*YOUR GOAL*.
Print out the full material below, exact in every line, with no images included.

Top of THE DATA

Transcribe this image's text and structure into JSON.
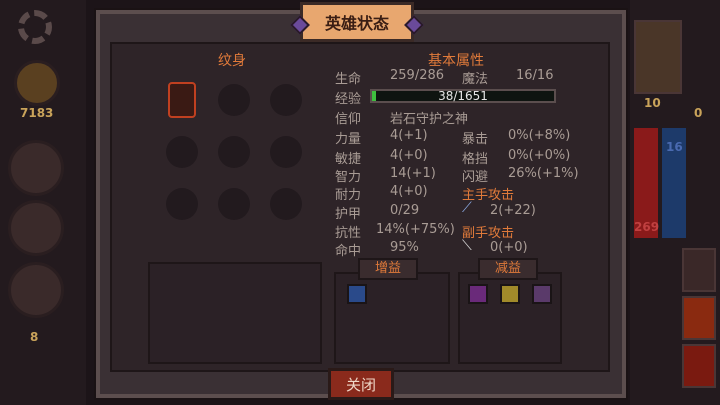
{
  "hud": {
    "gold": "7183",
    "left_count": "8",
    "right_level": "10",
    "right_top_num": "0",
    "right_blue": "16",
    "right_red": "269"
  },
  "panel": {
    "title": "英雄状态",
    "tattoo_label": "纹身",
    "base_label": "基本属性",
    "close_label": "关闭"
  },
  "stats": {
    "hp_label": "生命",
    "hp_value": "259/286",
    "mp_label": "魔法",
    "mp_value": "16/16",
    "xp_label": "经验",
    "xp_value": "38/1651",
    "xp_fraction": 0.023,
    "faith_label": "信仰",
    "faith_value": "岩石守护之神",
    "str_label": "力量",
    "str_value": "4(+1)",
    "crit_label": "暴击",
    "crit_value": "0%(+8%)",
    "agi_label": "敏捷",
    "agi_value": "4(+0)",
    "block_label": "格挡",
    "block_value": "0%(+0%)",
    "int_label": "智力",
    "int_value": "14(+1)",
    "dodge_label": "闪避",
    "dodge_value": "26%(+1%)",
    "end_label": "耐力",
    "end_value": "4(+0)",
    "armor_label": "护甲",
    "armor_value": "0/29",
    "resist_label": "抗性",
    "resist_value": "14%(+75%)",
    "hit_label": "命中",
    "hit_value": "95%",
    "main_hand_label": "主手攻击",
    "main_hand_value": "2(+22)",
    "off_hand_label": "副手攻击",
    "off_hand_value": "0(+0)"
  },
  "buffs": {
    "positive_label": "增益",
    "negative_label": "减益",
    "positive_icons": [
      "blue-shield-icon"
    ],
    "negative_icons": [
      "purple-skull-icon",
      "yellow-skull-icon",
      "purple-mask-icon"
    ]
  }
}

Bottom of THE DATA

*RESPONSE AREA*.
Transcribe this image's text and structure into JSON.
{
  "hud": {
    "gold": "7183",
    "left_count": "8",
    "right_level": "10",
    "right_top_num": "0",
    "right_blue": "16",
    "right_red": "269"
  },
  "panel": {
    "title": "英雄状态",
    "tattoo_label": "纹身",
    "base_label": "基本属性",
    "close_label": "关闭"
  },
  "stats": {
    "hp_label": "生命",
    "hp_value": "259/286",
    "mp_label": "魔法",
    "mp_value": "16/16",
    "xp_label": "经验",
    "xp_value": "38/1651",
    "xp_fraction": 0.023,
    "faith_label": "信仰",
    "faith_value": "岩石守护之神",
    "str_label": "力量",
    "str_value": "4(+1)",
    "crit_label": "暴击",
    "crit_value": "0%(+8%)",
    "agi_label": "敏捷",
    "agi_value": "4(+0)",
    "block_label": "格挡",
    "block_value": "0%(+0%)",
    "int_label": "智力",
    "int_value": "14(+1)",
    "dodge_label": "闪避",
    "dodge_value": "26%(+1%)",
    "end_label": "耐力",
    "end_value": "4(+0)",
    "armor_label": "护甲",
    "armor_value": "0/29",
    "resist_label": "抗性",
    "resist_value": "14%(+75%)",
    "hit_label": "命中",
    "hit_value": "95%",
    "main_hand_label": "主手攻击",
    "main_hand_value": "2(+22)",
    "off_hand_label": "副手攻击",
    "off_hand_value": "0(+0)"
  },
  "buffs": {
    "positive_label": "增益",
    "negative_label": "减益",
    "positive_icons": [
      "blue-shield-icon"
    ],
    "negative_icons": [
      "purple-skull-icon",
      "yellow-skull-icon",
      "purple-mask-icon"
    ]
  }
}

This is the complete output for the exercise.